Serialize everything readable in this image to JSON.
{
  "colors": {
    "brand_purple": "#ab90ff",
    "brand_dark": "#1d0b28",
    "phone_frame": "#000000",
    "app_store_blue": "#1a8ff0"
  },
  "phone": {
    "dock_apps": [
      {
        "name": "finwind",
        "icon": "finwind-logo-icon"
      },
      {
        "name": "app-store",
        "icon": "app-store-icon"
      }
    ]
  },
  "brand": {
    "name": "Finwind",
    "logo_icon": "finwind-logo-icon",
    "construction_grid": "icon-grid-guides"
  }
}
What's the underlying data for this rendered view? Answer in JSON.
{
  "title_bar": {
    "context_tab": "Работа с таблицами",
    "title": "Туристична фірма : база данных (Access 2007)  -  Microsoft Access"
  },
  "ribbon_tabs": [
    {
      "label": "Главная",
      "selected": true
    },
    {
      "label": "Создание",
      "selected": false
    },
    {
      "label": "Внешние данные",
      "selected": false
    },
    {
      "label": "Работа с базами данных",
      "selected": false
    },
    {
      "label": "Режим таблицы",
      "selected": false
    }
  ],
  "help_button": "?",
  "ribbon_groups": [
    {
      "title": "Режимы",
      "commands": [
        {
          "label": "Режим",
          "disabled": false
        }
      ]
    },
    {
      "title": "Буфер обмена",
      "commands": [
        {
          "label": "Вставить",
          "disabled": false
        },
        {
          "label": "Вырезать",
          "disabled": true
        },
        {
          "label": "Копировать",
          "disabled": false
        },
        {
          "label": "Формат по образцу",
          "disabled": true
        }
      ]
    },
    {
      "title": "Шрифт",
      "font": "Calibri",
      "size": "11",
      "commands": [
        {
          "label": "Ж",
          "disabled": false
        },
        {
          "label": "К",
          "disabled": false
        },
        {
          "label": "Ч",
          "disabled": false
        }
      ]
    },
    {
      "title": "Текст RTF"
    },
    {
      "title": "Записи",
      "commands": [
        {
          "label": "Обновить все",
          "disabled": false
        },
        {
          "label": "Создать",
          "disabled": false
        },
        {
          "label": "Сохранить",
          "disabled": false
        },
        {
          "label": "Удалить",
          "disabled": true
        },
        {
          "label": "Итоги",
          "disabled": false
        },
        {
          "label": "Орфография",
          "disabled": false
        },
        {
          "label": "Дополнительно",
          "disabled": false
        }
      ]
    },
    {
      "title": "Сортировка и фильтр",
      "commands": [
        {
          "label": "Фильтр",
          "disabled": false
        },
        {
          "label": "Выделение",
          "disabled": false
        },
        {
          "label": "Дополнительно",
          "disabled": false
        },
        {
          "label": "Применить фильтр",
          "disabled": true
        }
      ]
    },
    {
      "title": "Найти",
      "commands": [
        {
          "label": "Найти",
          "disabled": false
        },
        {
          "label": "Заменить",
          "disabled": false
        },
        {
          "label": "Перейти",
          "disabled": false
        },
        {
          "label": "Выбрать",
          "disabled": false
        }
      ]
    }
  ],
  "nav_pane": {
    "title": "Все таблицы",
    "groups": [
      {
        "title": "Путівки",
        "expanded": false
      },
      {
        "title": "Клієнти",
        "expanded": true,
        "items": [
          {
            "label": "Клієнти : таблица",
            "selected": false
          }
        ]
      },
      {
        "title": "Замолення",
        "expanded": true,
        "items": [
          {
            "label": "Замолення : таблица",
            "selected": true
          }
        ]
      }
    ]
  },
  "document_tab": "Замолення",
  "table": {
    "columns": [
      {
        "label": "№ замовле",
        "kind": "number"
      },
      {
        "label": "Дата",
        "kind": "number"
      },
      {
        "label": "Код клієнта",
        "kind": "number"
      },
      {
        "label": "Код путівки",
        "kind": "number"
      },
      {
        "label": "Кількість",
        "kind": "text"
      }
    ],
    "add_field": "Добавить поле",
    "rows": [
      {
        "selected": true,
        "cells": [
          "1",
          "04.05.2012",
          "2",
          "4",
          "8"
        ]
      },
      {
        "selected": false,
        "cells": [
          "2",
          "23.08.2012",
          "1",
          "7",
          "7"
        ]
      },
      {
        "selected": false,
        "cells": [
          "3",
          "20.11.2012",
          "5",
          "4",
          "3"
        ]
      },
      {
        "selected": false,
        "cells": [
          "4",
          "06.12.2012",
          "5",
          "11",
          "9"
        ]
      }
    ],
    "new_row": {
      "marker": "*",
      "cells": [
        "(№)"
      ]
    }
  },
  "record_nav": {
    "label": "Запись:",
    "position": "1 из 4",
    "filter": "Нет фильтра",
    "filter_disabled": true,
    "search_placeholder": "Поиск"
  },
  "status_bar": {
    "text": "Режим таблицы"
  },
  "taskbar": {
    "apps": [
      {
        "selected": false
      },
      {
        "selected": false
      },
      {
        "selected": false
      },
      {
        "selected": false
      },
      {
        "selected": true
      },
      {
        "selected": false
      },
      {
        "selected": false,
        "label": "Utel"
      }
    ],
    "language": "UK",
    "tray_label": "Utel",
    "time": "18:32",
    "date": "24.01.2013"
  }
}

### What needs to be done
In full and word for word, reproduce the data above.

### The completed task
Serialize everything readable in this image to JSON.
{
  "colors": {
    "brand_purple": "#ab90ff",
    "brand_dark": "#1d0b28",
    "phone_frame": "#000000",
    "app_store_blue": "#1a8ff0"
  },
  "phone": {
    "dock_apps": [
      {
        "name": "finwind",
        "icon": "finwind-logo-icon"
      },
      {
        "name": "app-store",
        "icon": "app-store-icon"
      }
    ]
  },
  "brand": {
    "name": "Finwind",
    "logo_icon": "finwind-logo-icon",
    "construction_grid": "icon-grid-guides"
  }
}
What's the underlying data for this rendered view? Answer in JSON.
{
  "title_bar": {
    "context_tab": "Работа с таблицами",
    "title": "Туристична фірма : база данных (Access 2007)  -  Microsoft Access"
  },
  "ribbon_tabs": [
    {
      "label": "Главная",
      "selected": true
    },
    {
      "label": "Создание",
      "selected": false
    },
    {
      "label": "Внешние данные",
      "selected": false
    },
    {
      "label": "Работа с базами данных",
      "selected": false
    },
    {
      "label": "Режим таблицы",
      "selected": false
    }
  ],
  "help_button": "?",
  "ribbon_groups": [
    {
      "title": "Режимы",
      "commands": [
        {
          "label": "Режим",
          "disabled": false
        }
      ]
    },
    {
      "title": "Буфер обмена",
      "commands": [
        {
          "label": "Вставить",
          "disabled": false
        },
        {
          "label": "Вырезать",
          "disabled": true
        },
        {
          "label": "Копировать",
          "disabled": false
        },
        {
          "label": "Формат по образцу",
          "disabled": true
        }
      ]
    },
    {
      "title": "Шрифт",
      "font": "Calibri",
      "size": "11",
      "commands": [
        {
          "label": "Ж",
          "disabled": false
        },
        {
          "label": "К",
          "disabled": false
        },
        {
          "label": "Ч",
          "disabled": false
        }
      ]
    },
    {
      "title": "Текст RTF"
    },
    {
      "title": "Записи",
      "commands": [
        {
          "label": "Обновить все",
          "disabled": false
        },
        {
          "label": "Создать",
          "disabled": false
        },
        {
          "label": "Сохранить",
          "disabled": false
        },
        {
          "label": "Удалить",
          "disabled": true
        },
        {
          "label": "Итоги",
          "disabled": false
        },
        {
          "label": "Орфография",
          "disabled": false
        },
        {
          "label": "Дополнительно",
          "disabled": false
        }
      ]
    },
    {
      "title": "Сортировка и фильтр",
      "commands": [
        {
          "label": "Фильтр",
          "disabled": false
        },
        {
          "label": "Выделение",
          "disabled": false
        },
        {
          "label": "Дополнительно",
          "disabled": false
        },
        {
          "label": "Применить фильтр",
          "disabled": true
        }
      ]
    },
    {
      "title": "Найти",
      "commands": [
        {
          "label": "Найти",
          "disabled": false
        },
        {
          "label": "Заменить",
          "disabled": false
        },
        {
          "label": "Перейти",
          "disabled": false
        },
        {
          "label": "Выбрать",
          "disabled": false
        }
      ]
    }
  ],
  "nav_pane": {
    "title": "Все таблицы",
    "groups": [
      {
        "title": "Путівки",
        "expanded": false
      },
      {
        "title": "Клієнти",
        "expanded": true,
        "items": [
          {
            "label": "Клієнти : таблица",
            "selected": false
          }
        ]
      },
      {
        "title": "Замолення",
        "expanded": true,
        "items": [
          {
            "label": "Замолення : таблица",
            "selected": true
          }
        ]
      }
    ]
  },
  "document_tab": "Замолення",
  "table": {
    "columns": [
      {
        "label": "№ замовле",
        "kind": "number"
      },
      {
        "label": "Дата",
        "kind": "number"
      },
      {
        "label": "Код клієнта",
        "kind": "number"
      },
      {
        "label": "Код путівки",
        "kind": "number"
      },
      {
        "label": "Кількість",
        "kind": "text"
      }
    ],
    "add_field": "Добавить поле",
    "rows": [
      {
        "selected": true,
        "cells": [
          "1",
          "04.05.2012",
          "2",
          "4",
          "8"
        ]
      },
      {
        "selected": false,
        "cells": [
          "2",
          "23.08.2012",
          "1",
          "7",
          "7"
        ]
      },
      {
        "selected": false,
        "cells": [
          "3",
          "20.11.2012",
          "5",
          "4",
          "3"
        ]
      },
      {
        "selected": false,
        "cells": [
          "4",
          "06.12.2012",
          "5",
          "11",
          "9"
        ]
      }
    ],
    "new_row": {
      "marker": "*",
      "cells": [
        "(№)"
      ]
    }
  },
  "record_nav": {
    "label": "Запись:",
    "position": "1 из 4",
    "filter": "Нет фильтра",
    "filter_disabled": true,
    "search_placeholder": "Поиск"
  },
  "status_bar": {
    "text": "Режим таблицы"
  },
  "taskbar": {
    "apps": [
      {
        "selected": false
      },
      {
        "selected": false
      },
      {
        "selected": false
      },
      {
        "selected": false
      },
      {
        "selected": true
      },
      {
        "selected": false
      },
      {
        "selected": false,
        "label": "Utel"
      }
    ],
    "language": "UK",
    "tray_label": "Utel",
    "time": "18:32",
    "date": "24.01.2013"
  }
}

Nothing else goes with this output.